Lily Smith tells us about her career journey through Product, from starting out with Harry Potter (literally) to trying 12 things in 10 years to gain the experience to now be a leader in her field. This story shows that there is no straight line when looking at your career, but persistence does pay off.
Starting out and not dwelling on dreams:
Lily’s career first started in the film industry, Hollywood and glamour is the backdrop to this article then? Well maybe not Hollywood, but Lily has worked on the biggest movie and book franchises in the world, so sit tight and hold onto your wand for this one.
Lily worked on the set for the Harry Potter film and although film had been something she always wanted to get into, Lily realised that the long-winded hours and the unsocial nature of the role was not something she had expected or wanted. Lily then relocated back to Bath, where by her own admission she jumped into the first job she could find and ended up working as a Personal Assistant (PA).
Before we go any further, this we should say is, why we love what we do at Digital 51. Why we love Product at Product 51. As this is the role which led to Lily finding out she loved the digital world and embarking on her career in Product. From films to filing, it does not matter where you start, and Lily’s journey really shows that.
In per role as PA Lily found that her boss was very self-sufficient so, threw herself into helping on the tech side of the business. This is where Lily began to learn all about technical products and the processes. Her learning was long-winded, but the progress she could see was not; this got her excited and Lily’s learning got faster and faster. The journey into Product had started in earnest.
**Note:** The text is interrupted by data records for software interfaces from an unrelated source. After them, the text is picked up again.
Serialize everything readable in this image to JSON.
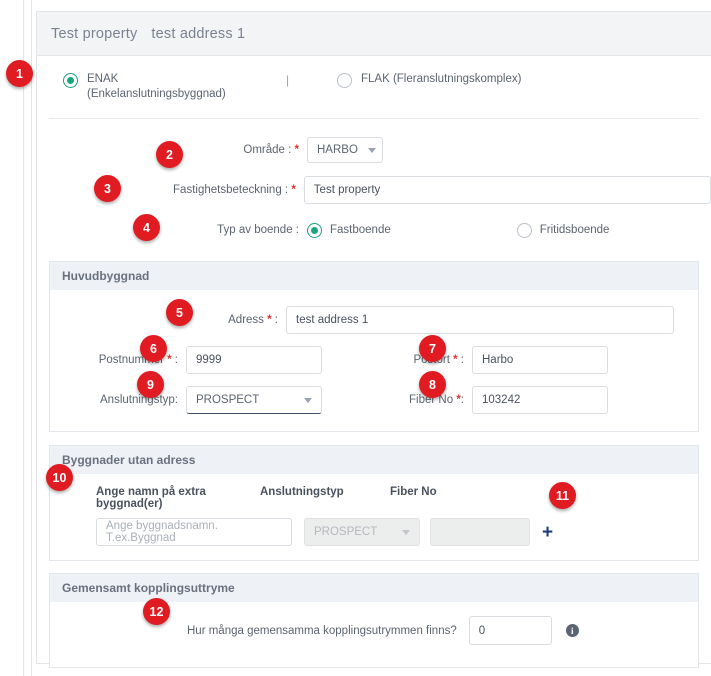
{
  "header": {
    "property_name": "Test property",
    "address": "test address 1"
  },
  "type_selector": {
    "separator": "|",
    "options": [
      {
        "code": "ENAK",
        "full": "(Enkelanslutningsbyggnad)",
        "selected": true
      },
      {
        "code": "FLAK (Fleranslutningskomplex)",
        "full": "",
        "selected": false
      }
    ]
  },
  "general": {
    "omrade_label": "Område :",
    "omrade_value": "HARBO",
    "fastighet_label": "Fastighetsbeteckning :",
    "fastighet_value": "Test property",
    "boende_label": "Typ av boende :",
    "boende_options": [
      {
        "label": "Fastboende",
        "selected": true
      },
      {
        "label": "Fritidsboende",
        "selected": false
      }
    ]
  },
  "huvudbyggnad": {
    "title": "Huvudbyggnad",
    "adress_label": "Adress",
    "adress_value": "test address 1",
    "postnummer_label": "Postnummer",
    "postnummer_value": "9999",
    "postort_label": "Postort",
    "postort_value": "Harbo",
    "anslutningstyp_label": "Anslutningstyp:",
    "anslutningstyp_value": "PROSPECT",
    "fiber_label": "Fiber No",
    "fiber_value": "103242"
  },
  "byggnader_utan_adress": {
    "title": "Byggnader utan adress",
    "col_namn": "Ange namn på extra byggnad(er)",
    "col_anslutningstyp": "Anslutningstyp",
    "col_fiber": "Fiber No",
    "namn_placeholder": "Ange byggnadsnamn. T.ex.Byggnad",
    "anslutningstyp_value": "PROSPECT",
    "fiber_value": "",
    "add_label": "+"
  },
  "gemensamt": {
    "title": "Gemensamt kopplingsuttryme",
    "question": "Hur många gemensamma kopplingsutrymmen finns?",
    "value": "0",
    "info_glyph": "i"
  },
  "badges": [
    {
      "n": "1"
    },
    {
      "n": "2"
    },
    {
      "n": "3"
    },
    {
      "n": "4"
    },
    {
      "n": "5"
    },
    {
      "n": "6"
    },
    {
      "n": "7"
    },
    {
      "n": "8"
    },
    {
      "n": "9"
    },
    {
      "n": "10"
    },
    {
      "n": "11"
    },
    {
      "n": "12"
    }
  ],
  "colors": {
    "badge": "#e01b22",
    "radio_selected": "#1aa47f",
    "required": "#e03131",
    "panel_header": "#eef2f7",
    "add_plus": "#1f3d7a"
  }
}
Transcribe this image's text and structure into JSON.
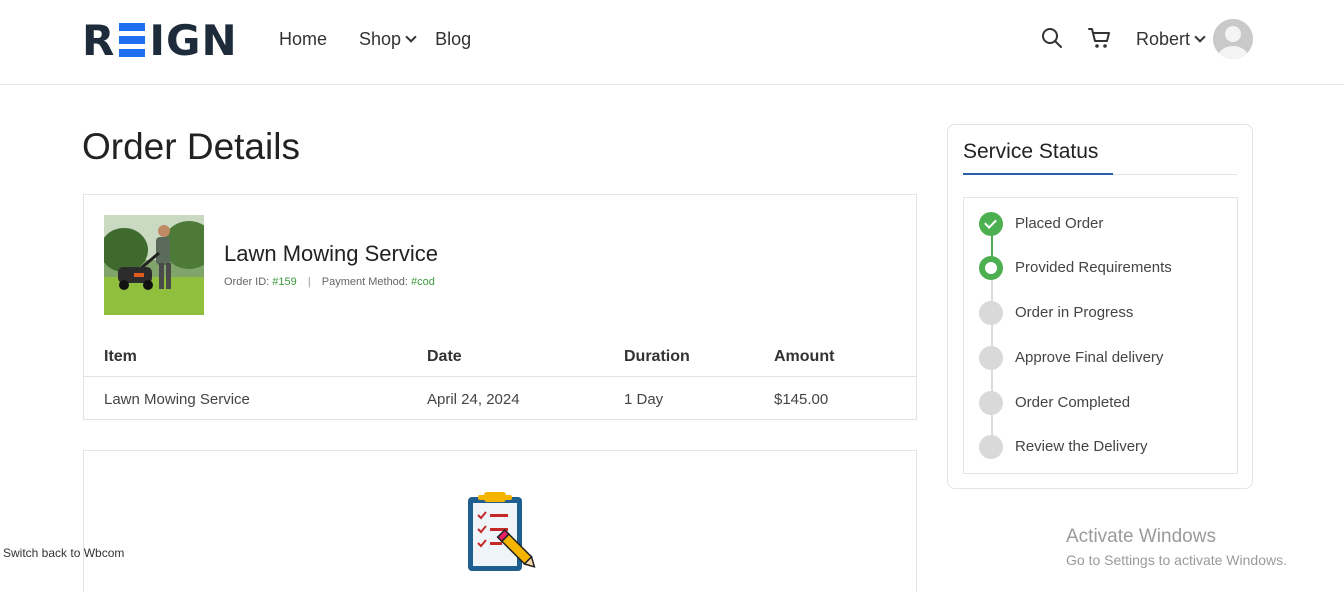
{
  "header": {
    "logo_text": "REIGN",
    "nav": [
      {
        "label": "Home"
      },
      {
        "label": "Shop"
      },
      {
        "label": "Blog"
      }
    ],
    "user_name": "Robert"
  },
  "page_title": "Order Details",
  "order": {
    "product_title": "Lawn Mowing Service",
    "order_id_label": "Order ID:",
    "order_id_value": "#159",
    "payment_label": "Payment Method:",
    "payment_value": "#cod",
    "table": {
      "headers": [
        "Item",
        "Date",
        "Duration",
        "Amount"
      ],
      "rows": [
        [
          "Lawn Mowing Service",
          "April 24, 2024",
          "1 Day",
          "$145.00"
        ]
      ]
    }
  },
  "status": {
    "title": "Service Status",
    "steps": [
      {
        "label": "Placed Order",
        "state": "done"
      },
      {
        "label": "Provided Requirements",
        "state": "current"
      },
      {
        "label": "Order in Progress",
        "state": "pending"
      },
      {
        "label": "Approve Final delivery",
        "state": "pending"
      },
      {
        "label": "Order Completed",
        "state": "pending"
      },
      {
        "label": "Review the Delivery",
        "state": "pending"
      }
    ]
  },
  "switch_back": "Switch back to Wbcom",
  "activate_windows": {
    "line1": "Activate Windows",
    "line2": "Go to Settings to activate Windows."
  },
  "colors": {
    "brand_blue": "#1f6ff0",
    "success_green": "#4caf50",
    "accent_underline": "#2b5ea7"
  }
}
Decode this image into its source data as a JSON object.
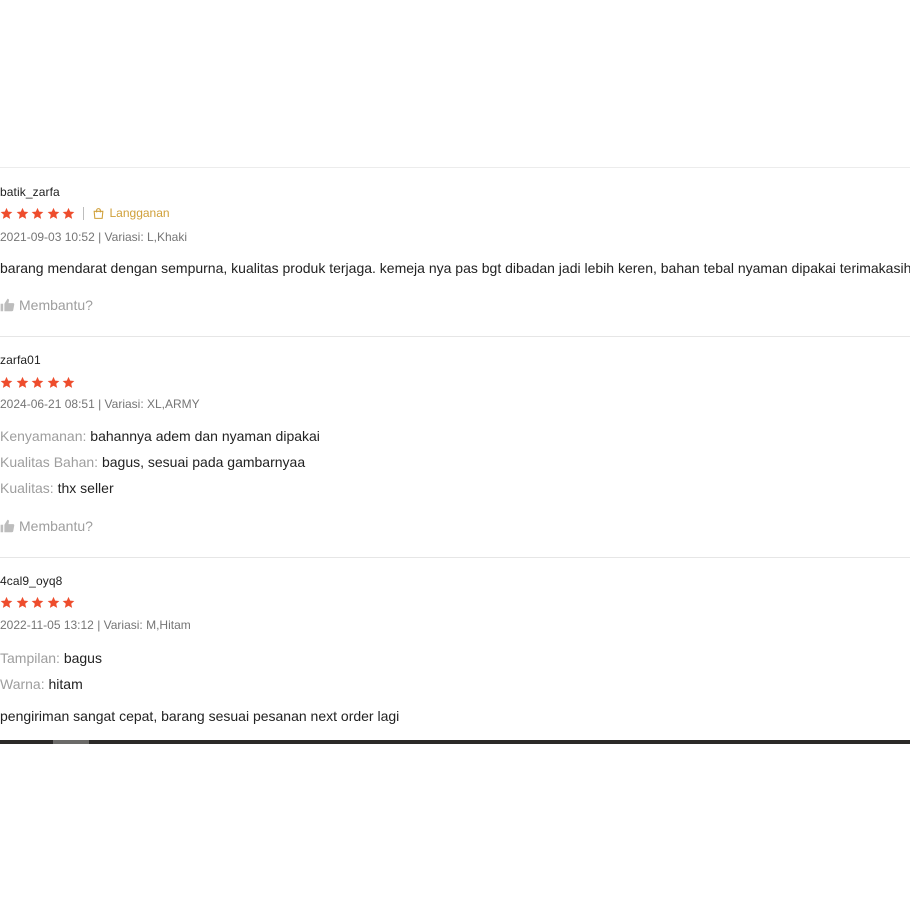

From this point on the story does not jump to Lily landing the perfect Product role and living happily ever after. No. Lily’s career is a great example of the work, opportunities and variation that takes place as part of someone’s career journey. From that first role as a PA where Lily fell in love with Product, she has gone on to be a Project Manager, a freelancer at times, a programme manager, the head of innovation, a VP of product and a product director. All being told Lily has been through 12 different experiences in the past 10 years to reach the point where she is now the Product Manager at a leading purpose driven e-commerce business and hosts her own product podcast.
What has the journey shown Lily?
A career in product is hard, way harder than people on the outside think. It’s a popular career, with lots of opportunity. It often gets stated that being a product manager is the most in-demand job in 2021 (LinkedIn), but it’s much harder than people think.
Why is this?
There are many different variants as to why product management is hard but one of the hardest aspects of the role is trying to align many different people, making sure everyone is on the same page. This is because as a product manager you collaborate with so many different departments and create alignment between them.
As the working world and our education evolves, people can learn about ‘product management’ in so many ways, but there is always more to learn. What is great is there is always something new to learn, but again this adds to the complexity of the role. With this continual learning and experience comes the challenge of the Product Manager: to create the most impactful Products. The craving for creativity for knowing what to create and how to achieve this can be draining.
Everyone needs a hug sometimes:
In the product community, Lily feels that there can be a lack of confidence from people. Some seem to question if they’re good enough or if the route being taken is correct. Lily’s answer? “I think we all just need a hug sometimes” says Lily.
This lack of confidence stems from the uncertainty within product managers to know how successful a product is, this only becomes clear once a product is launched, and only then can they access data on how people are using it.
How can business help?
Lily believes the only way things will get easier for those working in product is if the leadership within a business are open to new and better processes. Many businesses have a certain way in their processes but the more open they learn to be, the easier it will be for those in product.
Get by with a little help from your friends:
So, if product can be both rewarding, but challenging, how does Lily cope and tackle those days that we all have sometimes when things don’t go well?
Lily likes to rely on her network and says that confiding in people who are also working in product is definitely comforting (because they actually know what she’s talking about). Getting advice from them, whether it be good or bad helps a lot.
Another stress relief is just getting it all out on to paper. Either thought dumping or just mapping everything out to get a better understanding of it all.
“If you don’t launch this on time –is anyone actually going to die?” (Unless you are working on products which are vital to people’s health.)
This is advice Lily received in the middle of her launch and now this is advice she gives to you. Sometimes all you need is to just take a step back. Product is hard but it doesn’t need to be the cause of your burnout. (It is also super fun, so just enjoy it.)
So, is the struggle really worth it?
Absolutely! Of course, like anything if you want to be the best at it, work within the best businesses and face the best challenges, it’s going to be hard. However, product is such a reward career the pros certainly outweigh any cons. Lily says what makes all the hard work seem worthwhile is the progress, both personally and professionally she has made so far. To come up with a hypothesis, do the research behind the hypothesis and then see a product all the way through to launch; seeing the progress through all of that is what makes all the hard work so worth-while.
This article was based on the recent interview completed with Lily Smith, a Product Manager and professional who shared with Adrienne Howlett her journey through her Product career to date and why Product is harder than people think. Take a listen to the episode in full on the Product 51 page here.